a. General. It is important to apply the information learned about microbiology
in lesson one to food products used by the public. This lesson, Lesson 2, will discuss
food microbiology as it is related to dairy products, meats, poultry and shell eggs,
waterfoods, fruits, and vegetables.
b. Milk. Since milk contains proteins, carbohydrates, fats, vitamins, and
minerals, and has a pH of about 6.8, it is little wonder that in addition to being an
excellent food for man, it provides an excellent growth medium for microorganisms.
Some microorganisms can be harmful while others are beneficial when existing in milk.
The beneficial organisms, in most cases, are controlled and used to make other dairy
products. Harmful organisms can and must be kept to a minimal, safe level to prevent
DISEASES FROM MILK
a. Two Sources of Pathogenic Organisms. Nonpathogenic bacteria are
always found in milk even under the strictest sanitary conditions. However, milk also
provides an excellent media for the dissemination of pathogenic microorganisms. Milk
may become contaminated with pathogenic organisms anywhere along the line from
cow to consumer. This contamination may come from an infected cow or from an
infected milk handler. Therefore, we classify the occurrence of pathogenic organisms
as coming from two sources.
Organisms that infect the cow and, therefore, the milk.
(2) Organisms causing disease as a result of contamination of the milk by
b. Diseases Transmitted From the Cow. Included in the diseases occurring
as a result of organism contamination prior to or at time of lactation (that is, transmitted
from the cow) are tuberculosis, brucellosis (undulant fever), streptococcal infections,
some staphylococcal infections, and Q fever (rickettsial organisms). (A description of
these diseases can be found in any standard medical reference.) Tuberculosis and
undulant fever are the most important of these diseases. Both are transmittable from
animal to animal or from animal to man.

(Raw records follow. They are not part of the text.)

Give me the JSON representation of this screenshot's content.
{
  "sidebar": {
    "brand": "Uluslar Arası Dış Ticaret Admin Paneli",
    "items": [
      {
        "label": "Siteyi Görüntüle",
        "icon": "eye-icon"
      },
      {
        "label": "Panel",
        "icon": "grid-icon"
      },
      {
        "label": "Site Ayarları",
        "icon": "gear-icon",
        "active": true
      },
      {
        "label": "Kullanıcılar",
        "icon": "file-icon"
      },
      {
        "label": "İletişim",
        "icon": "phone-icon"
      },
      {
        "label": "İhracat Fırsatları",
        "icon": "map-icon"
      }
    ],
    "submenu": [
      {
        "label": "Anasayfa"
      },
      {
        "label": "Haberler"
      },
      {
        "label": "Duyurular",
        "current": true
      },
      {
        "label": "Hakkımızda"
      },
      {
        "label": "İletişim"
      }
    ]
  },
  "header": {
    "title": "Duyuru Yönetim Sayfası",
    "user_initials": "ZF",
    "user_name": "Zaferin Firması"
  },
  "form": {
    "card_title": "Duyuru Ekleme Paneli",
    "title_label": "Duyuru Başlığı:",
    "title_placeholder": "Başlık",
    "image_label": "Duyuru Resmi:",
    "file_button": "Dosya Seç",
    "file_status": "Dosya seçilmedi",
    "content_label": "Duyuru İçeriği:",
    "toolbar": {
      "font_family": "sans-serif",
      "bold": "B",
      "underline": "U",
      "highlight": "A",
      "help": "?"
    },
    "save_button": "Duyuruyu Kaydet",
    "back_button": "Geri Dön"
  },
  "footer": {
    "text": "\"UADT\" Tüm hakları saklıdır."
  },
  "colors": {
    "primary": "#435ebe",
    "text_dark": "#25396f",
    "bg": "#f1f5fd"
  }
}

The route from the animal's tissues to the milk
is not known for certain, but there is some possibility that Brucella organisms, which
cause undulant fever, may be secreted directly from the blood stream into the udder.
The infectious agent of bovine tuberculosis is the bacterium Mycobacterium bovis.